The Treasury watchdog will deliver a report on Kwasi Kwarteng’s backfiring budget next week, but the chancellor is refusing to publish it until November.
The Office for Budget Responsibility (OBR) was barred from assessing last week’s tax-slashing package – a controversial move which helped trigger the financial and political crisis that followed.
Following an emergency meeting with Liz Truss and the chancellor, the OBR said it will deliver “an initial forecast” next Friday on “economic and fiscal prospects and the impact of the government’s policies”.
But the Treasury made clear immediately that nothing will be published until 23 November, when the chancellor will set out his plans to get a grip on borrowing and debt.
Ed Davey, the Liberal Democrat leader, attacked the stance, warning the crisis-hit economy would still be “flying blind” for two months.
“Delaying this forecast means shutting the door long after the horse has bolted,” Sir Ed said. “Families and businesses can’t afford to wait any longer for this government to fix their botched, unfair budget.”
Friday’s gamble spooked the financial markets and created a “material risk” to the UK economy, the Bank of England said – as it was forced to unveil a £65bn rescue package.
Mr Kwarteng fuelled investors’ alarm when he announced he would not set out a full fiscal plan until 23 November, a two-month delay that he is sticking to.

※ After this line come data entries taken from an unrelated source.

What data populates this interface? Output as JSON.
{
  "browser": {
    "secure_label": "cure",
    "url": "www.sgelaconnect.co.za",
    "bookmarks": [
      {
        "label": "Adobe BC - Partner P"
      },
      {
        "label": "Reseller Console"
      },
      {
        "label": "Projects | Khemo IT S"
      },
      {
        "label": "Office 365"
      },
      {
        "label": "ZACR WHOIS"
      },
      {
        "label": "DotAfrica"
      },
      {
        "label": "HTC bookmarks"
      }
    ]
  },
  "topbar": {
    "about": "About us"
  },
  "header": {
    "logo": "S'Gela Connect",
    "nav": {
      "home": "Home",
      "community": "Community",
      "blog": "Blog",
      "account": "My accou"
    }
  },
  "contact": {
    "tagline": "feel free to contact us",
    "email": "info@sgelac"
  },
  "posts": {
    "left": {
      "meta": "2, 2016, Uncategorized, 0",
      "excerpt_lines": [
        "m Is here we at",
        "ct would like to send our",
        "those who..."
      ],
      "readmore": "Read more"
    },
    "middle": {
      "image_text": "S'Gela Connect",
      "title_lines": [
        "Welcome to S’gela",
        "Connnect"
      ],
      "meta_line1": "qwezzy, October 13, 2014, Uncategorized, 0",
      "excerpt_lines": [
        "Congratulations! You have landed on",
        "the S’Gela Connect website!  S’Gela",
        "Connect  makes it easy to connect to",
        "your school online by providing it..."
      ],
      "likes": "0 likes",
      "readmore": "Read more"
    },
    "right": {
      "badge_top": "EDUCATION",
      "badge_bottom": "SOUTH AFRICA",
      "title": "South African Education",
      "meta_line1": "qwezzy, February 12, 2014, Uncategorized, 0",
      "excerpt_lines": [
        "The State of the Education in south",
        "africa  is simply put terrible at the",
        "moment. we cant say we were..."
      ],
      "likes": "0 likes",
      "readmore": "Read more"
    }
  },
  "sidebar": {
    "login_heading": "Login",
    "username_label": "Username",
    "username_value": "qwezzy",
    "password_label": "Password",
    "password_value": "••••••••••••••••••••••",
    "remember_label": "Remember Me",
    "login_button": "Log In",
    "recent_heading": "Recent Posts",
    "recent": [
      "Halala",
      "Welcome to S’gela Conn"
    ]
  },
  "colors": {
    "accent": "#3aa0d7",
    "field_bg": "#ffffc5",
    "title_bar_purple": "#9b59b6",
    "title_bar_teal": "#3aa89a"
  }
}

In a statement, the OBR said: “We discussed the economic and fiscal outlook, and the forecast we are preparing for the chancellor’s medium-term fiscal plan.
“We will deliver the first iteration of that forecast to the chancellor on Friday October 7 and will set out the full timetable up to November 23 next week.
“The forecast will, as always, be based on our independent judgment about economic and fiscal prospects, and the impact of the government’s policies.”
A Treasury readout said: “The prime minister and chancellor reaffirmed their commitment to the independent OBR and made clear that they value its scrutiny.”
Three members of the OBR’s budget responsibility committee, Richard Hughes, Andy King and David Miles CBE, attended the highly-unusual meeting in Downing Street.
It was arranged after a series of interviews by Ms Truss failed to dampen the market panic – and increased Tory jitters after she insisted there would be no rethink.
“This is the right plan that we have set out,” the prime minister told BBC Radio Norfolk, saying: “Of course there will always be people who will oppose a particular measure. And it’s not necessarily easy. But we have to do it.”
In an excruciating exchange on BBC Radio Stoke, there were long silences when Ms Truss was asked about the soaring mortgage payments homeowners now face.
The Conservative-led Treasury select committee is still pushing for Mr Kwarteng to bring forward the 23 November statement by at least a month and to publish growth forecasts.